Friday 12th May on the anniversary of Florence Nightingales birth, International nurses’ day was recognised worldwide to celebrate the work nurses do. Marked in the UK by the ceremonial passing of a lamp between nurses at Westminster abbey to symbolise the passing of knowledge from one nurse to another. The day started well with spirits held high in support and recognition of the work that had been carried out by our Nurse Heroes, as one campaign called them.
Unfortunately these high spirits were short-lived, as the day drew to a close announcements began to come in of a NHS cyberattack leaving hospitals up and down the country incapable of accessing secure patient information.
NHS workers were hit with ransomware which created a blocking screen, making files inaccessible unless a transfer of “$300 via bitcoin” was transferred to the ransomware creators.
With nearly 50 trusts affected by these attacks on Friday, there are still fears that fresh disruption will affect another working day as devices that have yet to be switched on could be at the mercy of the ransomware virus that affected those online on Friday.
Cyberattacks on the NHS have frequently filled headlines in the past, yet regardless of their severity they seem to continue to occur. Recent announcements showed NHS computers have been running an outdated Windows operating system XP which carries a vulnerability. The critical patch that resolved this vulnerability had already been released by Windows in March of this year. Windows recently announced this patch does not cover XP as it is an operating system no longer updated by company.
With the NHS continuing to run outdated software, they place significant danger on secure patient information leaving themselves open to continual future attacks.
We want everyone in the world to get the best care and were disappointed a single cyberattack via avoidable ransomware was able to cripple the NHS’ ability to provide adequate care.
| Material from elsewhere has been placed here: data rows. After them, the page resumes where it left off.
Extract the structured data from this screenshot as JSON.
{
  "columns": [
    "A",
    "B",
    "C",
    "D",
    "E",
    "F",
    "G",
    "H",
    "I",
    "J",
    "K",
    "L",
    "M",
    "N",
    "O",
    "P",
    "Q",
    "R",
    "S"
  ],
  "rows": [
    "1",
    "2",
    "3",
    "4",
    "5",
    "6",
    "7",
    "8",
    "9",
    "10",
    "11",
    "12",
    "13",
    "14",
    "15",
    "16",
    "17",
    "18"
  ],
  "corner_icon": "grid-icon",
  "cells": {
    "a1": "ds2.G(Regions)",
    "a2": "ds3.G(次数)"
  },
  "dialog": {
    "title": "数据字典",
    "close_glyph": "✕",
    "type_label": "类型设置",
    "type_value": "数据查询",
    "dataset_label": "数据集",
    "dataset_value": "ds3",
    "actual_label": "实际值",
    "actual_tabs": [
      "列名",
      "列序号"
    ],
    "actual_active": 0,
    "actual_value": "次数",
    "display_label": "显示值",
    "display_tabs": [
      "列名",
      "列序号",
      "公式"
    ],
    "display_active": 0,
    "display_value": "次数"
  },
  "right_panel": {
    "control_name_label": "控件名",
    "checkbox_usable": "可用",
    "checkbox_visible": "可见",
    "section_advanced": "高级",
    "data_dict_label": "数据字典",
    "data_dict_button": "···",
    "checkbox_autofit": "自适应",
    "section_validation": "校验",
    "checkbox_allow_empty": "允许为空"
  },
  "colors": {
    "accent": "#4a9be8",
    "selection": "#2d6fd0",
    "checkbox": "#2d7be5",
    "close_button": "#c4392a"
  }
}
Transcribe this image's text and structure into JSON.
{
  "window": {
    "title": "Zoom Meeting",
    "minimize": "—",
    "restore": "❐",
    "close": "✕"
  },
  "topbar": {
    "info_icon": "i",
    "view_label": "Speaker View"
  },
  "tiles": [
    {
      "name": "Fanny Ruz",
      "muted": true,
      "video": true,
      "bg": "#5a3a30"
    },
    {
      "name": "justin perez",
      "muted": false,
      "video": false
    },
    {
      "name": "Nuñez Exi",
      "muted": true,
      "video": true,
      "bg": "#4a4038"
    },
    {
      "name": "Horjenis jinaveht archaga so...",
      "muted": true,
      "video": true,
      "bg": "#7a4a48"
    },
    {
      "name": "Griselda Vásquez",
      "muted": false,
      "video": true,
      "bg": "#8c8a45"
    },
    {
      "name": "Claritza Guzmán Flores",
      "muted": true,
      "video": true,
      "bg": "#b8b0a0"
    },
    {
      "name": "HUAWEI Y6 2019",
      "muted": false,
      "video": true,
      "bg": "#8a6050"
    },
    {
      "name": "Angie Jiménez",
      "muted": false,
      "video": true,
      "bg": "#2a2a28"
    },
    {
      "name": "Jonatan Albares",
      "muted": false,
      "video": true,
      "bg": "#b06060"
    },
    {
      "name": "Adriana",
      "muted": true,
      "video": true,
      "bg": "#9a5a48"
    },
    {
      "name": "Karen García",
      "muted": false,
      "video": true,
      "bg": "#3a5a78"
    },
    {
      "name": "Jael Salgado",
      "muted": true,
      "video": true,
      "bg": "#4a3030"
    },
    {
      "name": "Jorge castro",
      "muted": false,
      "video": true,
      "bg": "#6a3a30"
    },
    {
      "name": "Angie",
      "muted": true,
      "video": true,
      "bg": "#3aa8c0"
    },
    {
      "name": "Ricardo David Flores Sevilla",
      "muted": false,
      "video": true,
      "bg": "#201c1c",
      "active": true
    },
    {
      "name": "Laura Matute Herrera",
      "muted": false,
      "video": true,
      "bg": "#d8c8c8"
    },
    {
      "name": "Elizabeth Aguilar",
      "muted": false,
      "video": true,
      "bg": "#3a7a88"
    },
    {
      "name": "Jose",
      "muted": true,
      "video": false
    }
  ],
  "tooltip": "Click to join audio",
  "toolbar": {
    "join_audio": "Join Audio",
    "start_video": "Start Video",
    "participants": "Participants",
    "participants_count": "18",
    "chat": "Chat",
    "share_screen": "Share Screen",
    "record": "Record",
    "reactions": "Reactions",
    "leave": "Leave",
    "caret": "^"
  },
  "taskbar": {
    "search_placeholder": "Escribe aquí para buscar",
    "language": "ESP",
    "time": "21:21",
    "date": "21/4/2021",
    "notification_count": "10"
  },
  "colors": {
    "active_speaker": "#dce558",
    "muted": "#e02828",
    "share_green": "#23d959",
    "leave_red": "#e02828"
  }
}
We take pride in our compliant technology allowing health and care teams all over the world to work together more effectively. Our application servers are not run on Windows OS therefore are not vulnerable and would not be compromised by similar cyberattacks as those seen at the NHS. Any laptop accessing these servers are patched within 24 hours of release. During the cyberattack our platform would still have been 100% accessible to Healthcare professionals and NHS workers providing them access to encrypted and secured health and care information through our servers.
We believe this is another clear example that demonstrates why we comply with the right information governance standards to keep equipment and confidential data safe from malicious cyberattacks.
Please get in touch with us if you’d like to find out more about how we ensure we are compliant and our software is routinely patched with the latest critical updates.